MATERIAL FOR THIS EXERCISE:
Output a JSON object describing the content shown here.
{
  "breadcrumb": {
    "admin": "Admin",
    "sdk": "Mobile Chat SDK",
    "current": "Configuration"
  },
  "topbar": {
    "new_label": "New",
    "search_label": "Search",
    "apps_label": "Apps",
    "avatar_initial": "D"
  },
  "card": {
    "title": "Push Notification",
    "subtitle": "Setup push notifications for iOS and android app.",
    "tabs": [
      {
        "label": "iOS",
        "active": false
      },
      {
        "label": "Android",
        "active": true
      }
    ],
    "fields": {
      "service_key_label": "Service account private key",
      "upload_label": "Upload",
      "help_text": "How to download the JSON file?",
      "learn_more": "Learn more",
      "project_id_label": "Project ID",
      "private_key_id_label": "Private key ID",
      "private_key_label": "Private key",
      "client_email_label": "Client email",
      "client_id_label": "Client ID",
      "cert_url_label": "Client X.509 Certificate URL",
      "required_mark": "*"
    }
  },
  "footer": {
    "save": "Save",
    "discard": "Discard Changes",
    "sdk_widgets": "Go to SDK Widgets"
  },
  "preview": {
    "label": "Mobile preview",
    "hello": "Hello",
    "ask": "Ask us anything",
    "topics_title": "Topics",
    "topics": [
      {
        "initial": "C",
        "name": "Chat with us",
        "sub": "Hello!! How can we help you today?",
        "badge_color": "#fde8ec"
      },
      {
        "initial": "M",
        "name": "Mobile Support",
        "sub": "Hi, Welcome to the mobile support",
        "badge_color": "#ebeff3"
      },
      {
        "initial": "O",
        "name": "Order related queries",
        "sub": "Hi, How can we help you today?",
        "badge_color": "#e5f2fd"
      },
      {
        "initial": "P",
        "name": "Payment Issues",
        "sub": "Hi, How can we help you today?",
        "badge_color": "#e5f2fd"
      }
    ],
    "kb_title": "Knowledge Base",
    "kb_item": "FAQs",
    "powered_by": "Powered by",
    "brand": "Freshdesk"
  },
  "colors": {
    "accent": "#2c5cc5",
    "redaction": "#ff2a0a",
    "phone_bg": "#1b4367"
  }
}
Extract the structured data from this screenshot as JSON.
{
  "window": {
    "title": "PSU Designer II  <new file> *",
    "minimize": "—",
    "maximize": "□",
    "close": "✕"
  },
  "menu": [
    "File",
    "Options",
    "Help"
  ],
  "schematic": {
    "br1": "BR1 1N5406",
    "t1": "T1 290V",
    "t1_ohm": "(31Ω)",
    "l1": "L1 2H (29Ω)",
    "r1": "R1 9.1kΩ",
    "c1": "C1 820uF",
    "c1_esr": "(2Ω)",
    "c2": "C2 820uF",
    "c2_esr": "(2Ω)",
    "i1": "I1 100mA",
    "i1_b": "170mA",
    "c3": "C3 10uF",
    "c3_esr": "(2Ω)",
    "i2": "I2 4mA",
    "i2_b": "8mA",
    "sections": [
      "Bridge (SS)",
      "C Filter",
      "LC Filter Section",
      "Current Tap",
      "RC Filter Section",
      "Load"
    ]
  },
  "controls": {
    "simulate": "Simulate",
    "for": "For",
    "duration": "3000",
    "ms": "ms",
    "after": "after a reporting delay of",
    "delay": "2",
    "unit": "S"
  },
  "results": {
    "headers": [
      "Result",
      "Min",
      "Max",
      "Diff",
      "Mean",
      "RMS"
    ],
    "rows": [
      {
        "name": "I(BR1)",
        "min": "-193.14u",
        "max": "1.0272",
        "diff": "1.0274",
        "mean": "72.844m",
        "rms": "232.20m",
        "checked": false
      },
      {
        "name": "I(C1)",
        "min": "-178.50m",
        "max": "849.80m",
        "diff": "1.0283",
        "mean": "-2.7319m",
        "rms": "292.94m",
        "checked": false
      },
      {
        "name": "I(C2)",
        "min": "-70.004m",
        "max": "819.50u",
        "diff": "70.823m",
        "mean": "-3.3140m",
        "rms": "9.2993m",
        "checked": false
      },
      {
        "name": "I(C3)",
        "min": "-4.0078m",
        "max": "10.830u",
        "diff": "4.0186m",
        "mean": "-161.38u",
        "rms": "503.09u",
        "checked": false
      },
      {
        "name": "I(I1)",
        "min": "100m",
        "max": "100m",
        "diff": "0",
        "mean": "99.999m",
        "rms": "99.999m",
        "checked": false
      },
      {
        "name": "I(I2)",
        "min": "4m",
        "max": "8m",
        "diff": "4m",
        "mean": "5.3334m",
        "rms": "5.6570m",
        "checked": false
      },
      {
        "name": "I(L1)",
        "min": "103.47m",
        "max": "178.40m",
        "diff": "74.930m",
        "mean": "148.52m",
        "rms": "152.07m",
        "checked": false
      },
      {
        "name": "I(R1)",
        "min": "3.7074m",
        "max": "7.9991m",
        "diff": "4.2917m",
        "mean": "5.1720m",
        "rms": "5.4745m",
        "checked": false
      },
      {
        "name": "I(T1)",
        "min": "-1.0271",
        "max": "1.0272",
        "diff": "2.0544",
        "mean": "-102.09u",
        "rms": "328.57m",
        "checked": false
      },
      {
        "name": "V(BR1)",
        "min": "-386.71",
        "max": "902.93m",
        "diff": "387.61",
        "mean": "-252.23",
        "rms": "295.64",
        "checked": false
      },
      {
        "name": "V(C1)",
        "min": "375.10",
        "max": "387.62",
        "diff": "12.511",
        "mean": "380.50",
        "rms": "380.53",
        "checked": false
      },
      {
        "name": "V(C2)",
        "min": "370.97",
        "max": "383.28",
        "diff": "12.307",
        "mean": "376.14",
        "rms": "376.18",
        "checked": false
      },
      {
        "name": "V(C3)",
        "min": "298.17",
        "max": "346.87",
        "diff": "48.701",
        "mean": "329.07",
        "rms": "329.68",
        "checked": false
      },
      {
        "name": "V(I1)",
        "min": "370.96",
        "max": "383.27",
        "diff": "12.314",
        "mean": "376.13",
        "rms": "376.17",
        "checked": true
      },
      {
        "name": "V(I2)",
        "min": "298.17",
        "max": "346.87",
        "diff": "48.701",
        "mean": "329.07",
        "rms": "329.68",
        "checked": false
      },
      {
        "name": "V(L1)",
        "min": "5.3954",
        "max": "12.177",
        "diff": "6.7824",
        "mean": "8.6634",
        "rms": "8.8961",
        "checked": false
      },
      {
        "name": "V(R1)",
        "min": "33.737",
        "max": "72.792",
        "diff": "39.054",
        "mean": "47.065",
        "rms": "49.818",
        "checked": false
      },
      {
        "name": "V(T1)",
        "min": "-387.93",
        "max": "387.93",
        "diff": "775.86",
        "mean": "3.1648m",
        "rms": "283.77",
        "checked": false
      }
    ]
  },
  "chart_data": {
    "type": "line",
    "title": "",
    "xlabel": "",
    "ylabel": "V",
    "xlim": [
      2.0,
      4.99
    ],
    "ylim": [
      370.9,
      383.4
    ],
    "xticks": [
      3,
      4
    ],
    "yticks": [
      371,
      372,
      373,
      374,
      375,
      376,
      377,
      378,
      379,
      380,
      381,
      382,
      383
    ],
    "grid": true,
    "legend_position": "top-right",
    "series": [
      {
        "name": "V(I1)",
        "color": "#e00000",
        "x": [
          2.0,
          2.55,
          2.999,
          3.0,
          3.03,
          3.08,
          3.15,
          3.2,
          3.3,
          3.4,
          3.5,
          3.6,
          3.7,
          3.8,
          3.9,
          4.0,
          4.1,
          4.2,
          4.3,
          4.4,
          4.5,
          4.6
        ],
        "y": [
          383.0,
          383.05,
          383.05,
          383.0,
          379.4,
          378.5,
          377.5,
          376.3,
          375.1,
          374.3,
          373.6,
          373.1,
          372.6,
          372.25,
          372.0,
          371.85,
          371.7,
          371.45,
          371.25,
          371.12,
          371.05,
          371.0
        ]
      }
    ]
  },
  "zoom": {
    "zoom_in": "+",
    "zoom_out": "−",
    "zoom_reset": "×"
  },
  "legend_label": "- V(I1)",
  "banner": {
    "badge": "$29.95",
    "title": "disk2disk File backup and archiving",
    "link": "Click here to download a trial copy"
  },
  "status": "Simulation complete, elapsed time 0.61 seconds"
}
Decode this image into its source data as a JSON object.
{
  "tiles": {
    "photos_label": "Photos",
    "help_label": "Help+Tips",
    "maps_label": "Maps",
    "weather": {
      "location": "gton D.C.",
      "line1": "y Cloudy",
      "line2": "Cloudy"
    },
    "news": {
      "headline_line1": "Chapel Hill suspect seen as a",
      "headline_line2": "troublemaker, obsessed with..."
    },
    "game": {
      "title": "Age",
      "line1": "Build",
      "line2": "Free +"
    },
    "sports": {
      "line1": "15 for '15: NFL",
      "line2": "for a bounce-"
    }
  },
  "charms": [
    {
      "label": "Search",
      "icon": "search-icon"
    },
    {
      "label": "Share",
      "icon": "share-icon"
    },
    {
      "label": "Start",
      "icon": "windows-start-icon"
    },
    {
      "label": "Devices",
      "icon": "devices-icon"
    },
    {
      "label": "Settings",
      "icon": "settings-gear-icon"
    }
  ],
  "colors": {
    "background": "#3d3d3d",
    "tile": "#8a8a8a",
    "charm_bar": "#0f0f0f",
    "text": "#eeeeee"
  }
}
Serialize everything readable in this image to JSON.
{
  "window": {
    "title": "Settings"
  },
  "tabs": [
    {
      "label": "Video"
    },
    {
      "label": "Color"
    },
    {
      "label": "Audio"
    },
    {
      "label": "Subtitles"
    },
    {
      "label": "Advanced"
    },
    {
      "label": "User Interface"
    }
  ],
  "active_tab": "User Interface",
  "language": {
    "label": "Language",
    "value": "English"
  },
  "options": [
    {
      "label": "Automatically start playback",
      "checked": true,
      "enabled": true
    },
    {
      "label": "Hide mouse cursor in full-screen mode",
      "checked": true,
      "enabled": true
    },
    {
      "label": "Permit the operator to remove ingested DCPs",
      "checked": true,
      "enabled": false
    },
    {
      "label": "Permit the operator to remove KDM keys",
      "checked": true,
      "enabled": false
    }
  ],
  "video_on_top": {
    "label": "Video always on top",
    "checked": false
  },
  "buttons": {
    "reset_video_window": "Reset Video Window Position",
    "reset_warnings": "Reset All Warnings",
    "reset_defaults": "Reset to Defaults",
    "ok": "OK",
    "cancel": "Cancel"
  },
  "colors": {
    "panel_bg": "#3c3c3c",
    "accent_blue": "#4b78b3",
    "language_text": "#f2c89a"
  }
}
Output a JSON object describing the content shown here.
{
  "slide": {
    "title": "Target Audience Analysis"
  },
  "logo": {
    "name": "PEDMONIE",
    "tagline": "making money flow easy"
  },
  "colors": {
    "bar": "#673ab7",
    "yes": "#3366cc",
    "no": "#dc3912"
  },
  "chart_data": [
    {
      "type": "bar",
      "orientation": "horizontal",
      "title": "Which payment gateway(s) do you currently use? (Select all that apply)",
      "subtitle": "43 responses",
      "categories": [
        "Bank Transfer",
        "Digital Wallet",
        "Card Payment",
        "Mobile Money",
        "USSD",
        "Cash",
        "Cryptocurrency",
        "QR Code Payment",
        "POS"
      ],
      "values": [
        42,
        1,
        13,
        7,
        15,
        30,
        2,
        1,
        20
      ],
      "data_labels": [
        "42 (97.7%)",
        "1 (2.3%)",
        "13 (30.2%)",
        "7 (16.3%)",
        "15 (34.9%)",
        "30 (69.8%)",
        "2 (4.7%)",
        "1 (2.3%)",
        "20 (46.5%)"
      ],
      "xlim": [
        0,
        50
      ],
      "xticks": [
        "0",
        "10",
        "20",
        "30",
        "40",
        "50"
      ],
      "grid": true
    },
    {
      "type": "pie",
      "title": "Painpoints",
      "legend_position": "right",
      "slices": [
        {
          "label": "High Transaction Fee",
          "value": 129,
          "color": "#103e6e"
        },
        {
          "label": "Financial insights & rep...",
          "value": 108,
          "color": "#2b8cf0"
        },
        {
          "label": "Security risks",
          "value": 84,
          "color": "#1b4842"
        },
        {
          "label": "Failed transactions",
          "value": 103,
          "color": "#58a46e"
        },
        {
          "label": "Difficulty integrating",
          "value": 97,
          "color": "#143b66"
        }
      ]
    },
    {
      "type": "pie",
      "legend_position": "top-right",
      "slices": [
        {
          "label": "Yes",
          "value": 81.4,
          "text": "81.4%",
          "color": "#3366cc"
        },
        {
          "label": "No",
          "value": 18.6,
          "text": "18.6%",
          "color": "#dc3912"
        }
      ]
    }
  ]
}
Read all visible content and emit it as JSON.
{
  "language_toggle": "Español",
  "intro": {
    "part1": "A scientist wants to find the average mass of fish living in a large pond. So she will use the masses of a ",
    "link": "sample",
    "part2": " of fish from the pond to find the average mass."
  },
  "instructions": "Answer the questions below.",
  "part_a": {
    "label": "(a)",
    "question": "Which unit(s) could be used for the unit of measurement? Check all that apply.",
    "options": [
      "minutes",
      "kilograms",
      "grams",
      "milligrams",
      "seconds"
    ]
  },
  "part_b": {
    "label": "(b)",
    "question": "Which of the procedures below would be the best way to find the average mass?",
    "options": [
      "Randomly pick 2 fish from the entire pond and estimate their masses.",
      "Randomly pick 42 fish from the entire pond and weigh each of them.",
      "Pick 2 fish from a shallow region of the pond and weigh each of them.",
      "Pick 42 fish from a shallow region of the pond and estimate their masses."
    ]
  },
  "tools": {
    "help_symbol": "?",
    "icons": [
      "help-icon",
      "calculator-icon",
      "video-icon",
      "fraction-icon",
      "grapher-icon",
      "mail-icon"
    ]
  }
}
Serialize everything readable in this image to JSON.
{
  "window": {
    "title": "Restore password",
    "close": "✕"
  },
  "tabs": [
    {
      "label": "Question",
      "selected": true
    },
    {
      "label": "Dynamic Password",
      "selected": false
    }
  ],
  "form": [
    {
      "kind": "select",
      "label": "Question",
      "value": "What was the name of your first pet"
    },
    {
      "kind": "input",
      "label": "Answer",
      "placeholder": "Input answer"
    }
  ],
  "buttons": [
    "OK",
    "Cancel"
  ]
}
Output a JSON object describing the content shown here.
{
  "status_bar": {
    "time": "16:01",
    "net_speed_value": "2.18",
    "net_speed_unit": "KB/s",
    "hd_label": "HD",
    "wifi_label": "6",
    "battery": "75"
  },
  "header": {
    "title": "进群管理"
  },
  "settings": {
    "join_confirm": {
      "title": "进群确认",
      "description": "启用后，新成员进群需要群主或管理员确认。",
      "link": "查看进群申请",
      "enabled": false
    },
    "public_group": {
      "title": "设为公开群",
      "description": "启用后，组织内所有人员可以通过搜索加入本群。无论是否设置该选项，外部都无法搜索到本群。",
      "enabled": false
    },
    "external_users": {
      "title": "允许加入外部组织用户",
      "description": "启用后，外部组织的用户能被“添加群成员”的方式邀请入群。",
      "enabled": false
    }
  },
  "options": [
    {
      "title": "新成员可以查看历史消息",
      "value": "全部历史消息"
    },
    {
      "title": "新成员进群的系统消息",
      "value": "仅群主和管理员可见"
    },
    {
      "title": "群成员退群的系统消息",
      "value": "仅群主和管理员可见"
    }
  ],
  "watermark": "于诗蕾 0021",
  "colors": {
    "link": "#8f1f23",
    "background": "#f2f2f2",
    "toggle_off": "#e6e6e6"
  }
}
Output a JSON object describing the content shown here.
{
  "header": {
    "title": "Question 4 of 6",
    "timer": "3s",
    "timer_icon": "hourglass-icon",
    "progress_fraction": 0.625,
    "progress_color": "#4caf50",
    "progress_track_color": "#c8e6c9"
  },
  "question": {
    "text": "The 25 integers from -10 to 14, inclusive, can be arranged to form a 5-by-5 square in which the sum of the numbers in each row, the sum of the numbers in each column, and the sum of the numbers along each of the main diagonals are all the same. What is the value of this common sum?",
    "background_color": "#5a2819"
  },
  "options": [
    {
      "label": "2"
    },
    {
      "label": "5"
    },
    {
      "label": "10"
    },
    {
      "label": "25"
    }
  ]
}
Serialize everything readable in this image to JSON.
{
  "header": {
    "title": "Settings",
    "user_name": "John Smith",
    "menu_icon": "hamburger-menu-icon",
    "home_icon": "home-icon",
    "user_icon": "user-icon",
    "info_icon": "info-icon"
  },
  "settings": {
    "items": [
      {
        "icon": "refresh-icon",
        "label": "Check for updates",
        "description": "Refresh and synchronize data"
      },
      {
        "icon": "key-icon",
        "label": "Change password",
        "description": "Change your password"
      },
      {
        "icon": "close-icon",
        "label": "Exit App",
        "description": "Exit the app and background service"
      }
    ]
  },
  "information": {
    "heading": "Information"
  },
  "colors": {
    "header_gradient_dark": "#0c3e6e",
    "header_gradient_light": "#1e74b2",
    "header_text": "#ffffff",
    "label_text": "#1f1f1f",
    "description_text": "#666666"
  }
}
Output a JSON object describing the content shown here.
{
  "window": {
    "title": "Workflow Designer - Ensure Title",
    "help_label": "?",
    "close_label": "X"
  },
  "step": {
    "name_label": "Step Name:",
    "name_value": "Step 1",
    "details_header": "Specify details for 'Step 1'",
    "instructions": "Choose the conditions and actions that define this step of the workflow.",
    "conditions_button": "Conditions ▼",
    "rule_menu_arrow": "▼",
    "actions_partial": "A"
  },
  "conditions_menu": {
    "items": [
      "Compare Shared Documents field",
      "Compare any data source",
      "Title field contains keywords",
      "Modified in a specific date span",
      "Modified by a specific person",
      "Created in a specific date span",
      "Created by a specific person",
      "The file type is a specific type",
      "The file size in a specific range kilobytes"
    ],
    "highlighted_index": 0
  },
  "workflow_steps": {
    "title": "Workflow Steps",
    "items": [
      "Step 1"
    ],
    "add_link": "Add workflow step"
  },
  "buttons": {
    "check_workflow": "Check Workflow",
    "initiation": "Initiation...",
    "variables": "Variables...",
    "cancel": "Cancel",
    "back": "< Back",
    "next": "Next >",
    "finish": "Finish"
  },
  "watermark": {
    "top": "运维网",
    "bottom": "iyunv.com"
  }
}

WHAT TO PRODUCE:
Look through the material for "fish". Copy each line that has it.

REPLY TO THE TASK:
    "part1": "A scientist wants to find the average mass of fish living in a large pond. So she will use the masses of a ",
    "part2": " of fish from the pond to find the average mass."
      "Randomly pick 2 fish from the entire pond and estimate their masses.",
      "Randomly pick 42 fish from the entire pond and weigh each of them.",
      "Pick 2 fish from a shallow region of the pond and weigh each of them.",
      "Pick 42 fish from a shallow region of the pond and estimate their masses."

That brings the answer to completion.